WASHINGTON Aug 5 President Barack Obama will
propose overhauling the U.S. mortgage finance system in a speech
on Tuesday, weighing in on a tangled and polarizing problem that
was central to the devastating financial crisis in 2007-2009 and
that continues to slow the economic recovery, the White House
Obama will propose eliminating mortgage finance entities
Fannie Mae and Freddie Mac over time, replacing them with a
system in which the private market buys home loans from lenders
and repackages them as securities for investors, senior
administration officials said. The mortgage securitization
process is deemed essential to the smooth flow of capital to
housing markets and the availability of credit.
The government's role would be relegated to providing some
form of insurance or guarantee, and to providing oversight,
according to officials and a White House statement.
Fannie Mae and Freddie Mac, originally chartered by Congress
to expand mortgage finance, were taken over by the government in
2008 amid mounting losses in the financial crisis. Propping
them up cost taxpayers $187.5 billion, although the firms have
now returned to profitability.
"We have to end Fannie and Freddie going forward and replace
them with a commitment to the notion that private capital must
be wiped out before the government pays on any form of
catastrophic guarantee or reinsurance," a senior administration
official told reporters.
The departments of Treasury and Housing and Urban
Development have been working on an outline for housing finance
reform. They outlined several options in a white paper to
Congress in 2011.
After plunges in home values that wiped out an estimated $7
trillion in homeowner equity and wrecked many Americans'
finances, housing markets are staging a modest recovery. Obama,
as part of a series of speeches pushing for steps to boost tepid
economic growth, is focusing on housing issues in a speech in
Phoenix, Arizona, in one of the regions hardest hit by the
The president generally agrees with the bipartisan Senate
proposal that would replace Fannie and Freddie with a system
that would allow private firms to securitize mortgages, a senior
administration official told reporters in a conference call.

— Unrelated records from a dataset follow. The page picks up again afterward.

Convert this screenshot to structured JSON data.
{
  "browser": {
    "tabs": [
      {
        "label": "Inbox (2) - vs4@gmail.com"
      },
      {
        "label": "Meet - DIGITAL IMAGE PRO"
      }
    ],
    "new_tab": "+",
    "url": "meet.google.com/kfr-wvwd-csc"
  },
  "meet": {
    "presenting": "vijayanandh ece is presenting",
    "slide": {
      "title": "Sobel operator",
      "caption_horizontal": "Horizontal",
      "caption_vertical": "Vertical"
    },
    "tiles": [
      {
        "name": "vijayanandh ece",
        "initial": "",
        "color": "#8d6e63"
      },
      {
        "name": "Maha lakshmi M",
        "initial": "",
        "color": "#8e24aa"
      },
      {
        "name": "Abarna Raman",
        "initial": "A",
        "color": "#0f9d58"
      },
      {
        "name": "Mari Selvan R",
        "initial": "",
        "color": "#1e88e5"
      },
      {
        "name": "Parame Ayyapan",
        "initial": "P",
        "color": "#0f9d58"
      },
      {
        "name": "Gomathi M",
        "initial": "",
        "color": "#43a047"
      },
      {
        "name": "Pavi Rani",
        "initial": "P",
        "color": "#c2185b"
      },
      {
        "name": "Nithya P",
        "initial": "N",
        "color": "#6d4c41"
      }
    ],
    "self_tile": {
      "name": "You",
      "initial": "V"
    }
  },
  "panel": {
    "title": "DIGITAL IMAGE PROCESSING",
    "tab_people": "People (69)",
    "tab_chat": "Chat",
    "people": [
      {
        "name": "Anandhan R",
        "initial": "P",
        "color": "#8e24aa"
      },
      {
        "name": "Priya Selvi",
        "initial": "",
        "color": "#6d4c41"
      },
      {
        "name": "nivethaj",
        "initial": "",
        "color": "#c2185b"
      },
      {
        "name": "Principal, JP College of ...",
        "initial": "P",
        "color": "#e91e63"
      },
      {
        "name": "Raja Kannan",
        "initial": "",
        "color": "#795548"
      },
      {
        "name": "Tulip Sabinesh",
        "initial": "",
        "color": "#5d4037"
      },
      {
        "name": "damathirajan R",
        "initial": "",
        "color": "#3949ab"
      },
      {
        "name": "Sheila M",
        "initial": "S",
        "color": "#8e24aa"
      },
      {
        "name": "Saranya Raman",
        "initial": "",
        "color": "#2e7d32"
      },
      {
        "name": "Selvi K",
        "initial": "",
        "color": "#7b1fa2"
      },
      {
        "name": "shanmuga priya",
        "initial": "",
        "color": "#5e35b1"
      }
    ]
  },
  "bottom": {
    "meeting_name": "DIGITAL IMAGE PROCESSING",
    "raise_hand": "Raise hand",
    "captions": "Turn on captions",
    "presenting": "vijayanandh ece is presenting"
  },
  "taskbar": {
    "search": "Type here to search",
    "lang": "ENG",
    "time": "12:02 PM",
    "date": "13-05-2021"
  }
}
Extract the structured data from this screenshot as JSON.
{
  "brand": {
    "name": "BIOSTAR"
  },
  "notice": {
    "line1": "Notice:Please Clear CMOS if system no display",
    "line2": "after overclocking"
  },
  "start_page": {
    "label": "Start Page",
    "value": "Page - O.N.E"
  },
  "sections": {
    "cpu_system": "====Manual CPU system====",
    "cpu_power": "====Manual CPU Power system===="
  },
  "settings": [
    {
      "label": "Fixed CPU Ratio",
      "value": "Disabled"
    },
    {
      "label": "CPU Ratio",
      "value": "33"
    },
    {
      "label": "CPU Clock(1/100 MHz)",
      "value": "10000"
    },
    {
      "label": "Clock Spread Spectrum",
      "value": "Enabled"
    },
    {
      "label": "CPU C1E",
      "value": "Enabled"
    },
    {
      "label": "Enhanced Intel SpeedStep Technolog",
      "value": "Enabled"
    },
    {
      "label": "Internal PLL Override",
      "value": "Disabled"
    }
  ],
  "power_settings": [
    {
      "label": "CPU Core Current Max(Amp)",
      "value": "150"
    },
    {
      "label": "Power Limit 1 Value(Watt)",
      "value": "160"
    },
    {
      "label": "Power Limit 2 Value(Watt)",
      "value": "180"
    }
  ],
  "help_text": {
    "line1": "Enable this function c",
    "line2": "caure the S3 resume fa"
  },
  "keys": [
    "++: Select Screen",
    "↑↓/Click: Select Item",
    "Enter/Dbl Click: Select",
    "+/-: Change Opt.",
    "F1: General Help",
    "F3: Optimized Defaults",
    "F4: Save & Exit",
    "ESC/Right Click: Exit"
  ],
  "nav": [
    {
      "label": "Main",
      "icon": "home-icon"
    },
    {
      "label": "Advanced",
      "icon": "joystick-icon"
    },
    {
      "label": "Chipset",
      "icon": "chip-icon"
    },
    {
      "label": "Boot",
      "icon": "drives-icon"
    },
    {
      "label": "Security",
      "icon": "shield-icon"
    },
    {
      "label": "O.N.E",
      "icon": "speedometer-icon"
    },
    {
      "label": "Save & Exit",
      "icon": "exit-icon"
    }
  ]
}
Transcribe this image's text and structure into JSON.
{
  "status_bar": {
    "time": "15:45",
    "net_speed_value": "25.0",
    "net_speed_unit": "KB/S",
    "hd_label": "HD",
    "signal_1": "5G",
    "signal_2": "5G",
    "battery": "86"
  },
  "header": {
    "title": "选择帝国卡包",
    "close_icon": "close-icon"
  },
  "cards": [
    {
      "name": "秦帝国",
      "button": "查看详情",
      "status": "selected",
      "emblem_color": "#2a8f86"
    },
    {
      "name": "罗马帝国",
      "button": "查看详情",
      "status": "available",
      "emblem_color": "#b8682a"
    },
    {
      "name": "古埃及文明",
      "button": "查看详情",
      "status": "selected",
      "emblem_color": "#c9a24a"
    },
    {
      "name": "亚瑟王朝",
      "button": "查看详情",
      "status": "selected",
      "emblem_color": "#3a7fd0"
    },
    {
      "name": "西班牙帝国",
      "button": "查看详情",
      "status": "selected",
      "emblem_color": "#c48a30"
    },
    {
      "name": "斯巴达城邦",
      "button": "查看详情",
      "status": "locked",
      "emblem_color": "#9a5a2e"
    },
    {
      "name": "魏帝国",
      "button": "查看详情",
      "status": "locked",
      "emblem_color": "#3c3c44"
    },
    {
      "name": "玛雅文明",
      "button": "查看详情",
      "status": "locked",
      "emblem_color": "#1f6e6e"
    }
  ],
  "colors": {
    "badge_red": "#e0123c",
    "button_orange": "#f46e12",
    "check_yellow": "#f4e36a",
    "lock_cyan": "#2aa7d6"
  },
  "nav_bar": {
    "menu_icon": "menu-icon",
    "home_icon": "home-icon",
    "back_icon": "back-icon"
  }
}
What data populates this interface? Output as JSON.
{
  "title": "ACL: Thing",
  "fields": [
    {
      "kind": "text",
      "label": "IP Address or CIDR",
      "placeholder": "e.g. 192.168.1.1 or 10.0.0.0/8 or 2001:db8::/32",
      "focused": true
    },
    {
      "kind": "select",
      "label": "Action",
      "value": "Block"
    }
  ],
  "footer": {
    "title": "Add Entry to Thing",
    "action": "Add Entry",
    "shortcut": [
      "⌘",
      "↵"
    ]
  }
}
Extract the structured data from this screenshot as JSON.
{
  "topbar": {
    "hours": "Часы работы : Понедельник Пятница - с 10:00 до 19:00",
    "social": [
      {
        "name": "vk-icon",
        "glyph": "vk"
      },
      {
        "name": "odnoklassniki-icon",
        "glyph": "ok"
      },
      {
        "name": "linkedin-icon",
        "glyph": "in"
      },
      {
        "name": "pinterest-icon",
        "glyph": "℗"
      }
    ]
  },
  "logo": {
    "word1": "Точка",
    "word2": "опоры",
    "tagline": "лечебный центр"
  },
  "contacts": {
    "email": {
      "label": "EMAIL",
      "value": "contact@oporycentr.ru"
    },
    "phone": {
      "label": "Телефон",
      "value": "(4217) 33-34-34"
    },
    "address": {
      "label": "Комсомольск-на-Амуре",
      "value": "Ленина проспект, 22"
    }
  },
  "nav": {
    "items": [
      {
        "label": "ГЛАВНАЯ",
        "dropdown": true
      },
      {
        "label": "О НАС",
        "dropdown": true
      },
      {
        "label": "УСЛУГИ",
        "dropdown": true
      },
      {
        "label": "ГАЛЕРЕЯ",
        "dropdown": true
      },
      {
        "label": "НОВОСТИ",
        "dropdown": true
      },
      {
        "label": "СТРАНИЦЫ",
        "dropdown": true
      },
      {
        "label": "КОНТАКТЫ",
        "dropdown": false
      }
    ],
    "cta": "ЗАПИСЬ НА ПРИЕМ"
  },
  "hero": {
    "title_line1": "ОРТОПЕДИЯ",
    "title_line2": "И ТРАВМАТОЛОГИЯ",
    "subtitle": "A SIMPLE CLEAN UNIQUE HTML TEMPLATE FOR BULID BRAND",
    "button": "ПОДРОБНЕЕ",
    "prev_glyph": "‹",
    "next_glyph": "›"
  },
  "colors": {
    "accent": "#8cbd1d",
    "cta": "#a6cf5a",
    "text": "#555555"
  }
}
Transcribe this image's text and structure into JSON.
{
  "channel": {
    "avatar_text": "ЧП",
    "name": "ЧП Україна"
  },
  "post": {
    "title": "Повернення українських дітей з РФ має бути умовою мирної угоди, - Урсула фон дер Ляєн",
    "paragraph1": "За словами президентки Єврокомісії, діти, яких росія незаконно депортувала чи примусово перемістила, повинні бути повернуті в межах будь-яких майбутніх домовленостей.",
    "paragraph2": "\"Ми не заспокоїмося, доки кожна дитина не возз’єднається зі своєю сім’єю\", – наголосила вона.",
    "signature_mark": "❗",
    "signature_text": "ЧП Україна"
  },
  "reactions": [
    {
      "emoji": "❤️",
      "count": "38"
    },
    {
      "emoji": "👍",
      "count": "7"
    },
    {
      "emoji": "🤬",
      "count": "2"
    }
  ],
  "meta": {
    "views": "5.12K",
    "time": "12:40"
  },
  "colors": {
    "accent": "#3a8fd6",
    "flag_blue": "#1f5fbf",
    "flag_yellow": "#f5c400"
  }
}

A
government reinsurer of mortgage securities could backstop
private capital in a crisis, the official said.
Obama would want the Senate measure to go farther in helping
first-time home buyers and in making sure affordable rental
housing is available, the official added.
The Senate bill, though, remains at odds with the bill
advancing in the Republican-controlled House of Representatives
that would liquidate Fannie Mae and Freddie Mac over five years
and limit government loan guarantees.
RESTRUCTURING MORTGAGE SYSTEM TO TAKE YEARS
Fannie Mae and Freddie Mac became dominant players in
housing finance when private lending to home-buyers declined
after the financial crisis. The government-backed companies own
or guarantee more than half of all U.S. home loans and are
critical to keeping capital flowing to lenders and borrowers.
Restructuring of the $11 trillion mortgage finance system is
expected to take years. Any overhaul must also include a
mechanism to maintain stability for the 30-year-fixed rate
mortgage even in shaky financial markets, the official said.
Mortgage finance reform should also incorporate a fee on
mortgage products to be paid by financial firms that would help
fund for lower-income families buy homes, the official added.
Analysts say more robust housing activity is being held back
by tight credit. Clearing up questions about the future of
Fannie Mae and Freddie Mac could help unlock capital for
mortgage finance and give housing activity a boost.
"On Capitol Hill, the odds are against short-term
legislation," said Jaret Seiberg, a senior policy analyst at
Guggenheim Securities. "Longer-term housing finance reform is
gaining momentum. The leading ideas would reduce the government
involvement in housing finance, which would mean higher rates
The administration is also reinvigorating its effort to help
underwater borrowers by pushing for an expansion of refinancing
for those who purchased homes when rates were above the current
historic lows, the White House said. By refinancing, borrowers
could save hundreds of dollars a month, adding to their
disposable income and stimulating the economy, officials said.
So far, legislative efforts to expand refinancing programs
have failed in Congress.
Obama's nominee to oversee Fannie Mae and Freddie Mac,
veteran Democrat Representative Mel Watt, has failed to garner
enough support for confirmation in the full Senate.
Administration officials are also urging lawmakers to bring
Watt's nomination to the Senate floor as part of broader efforts
to overhaul the overhaul nation's decades-old housing financial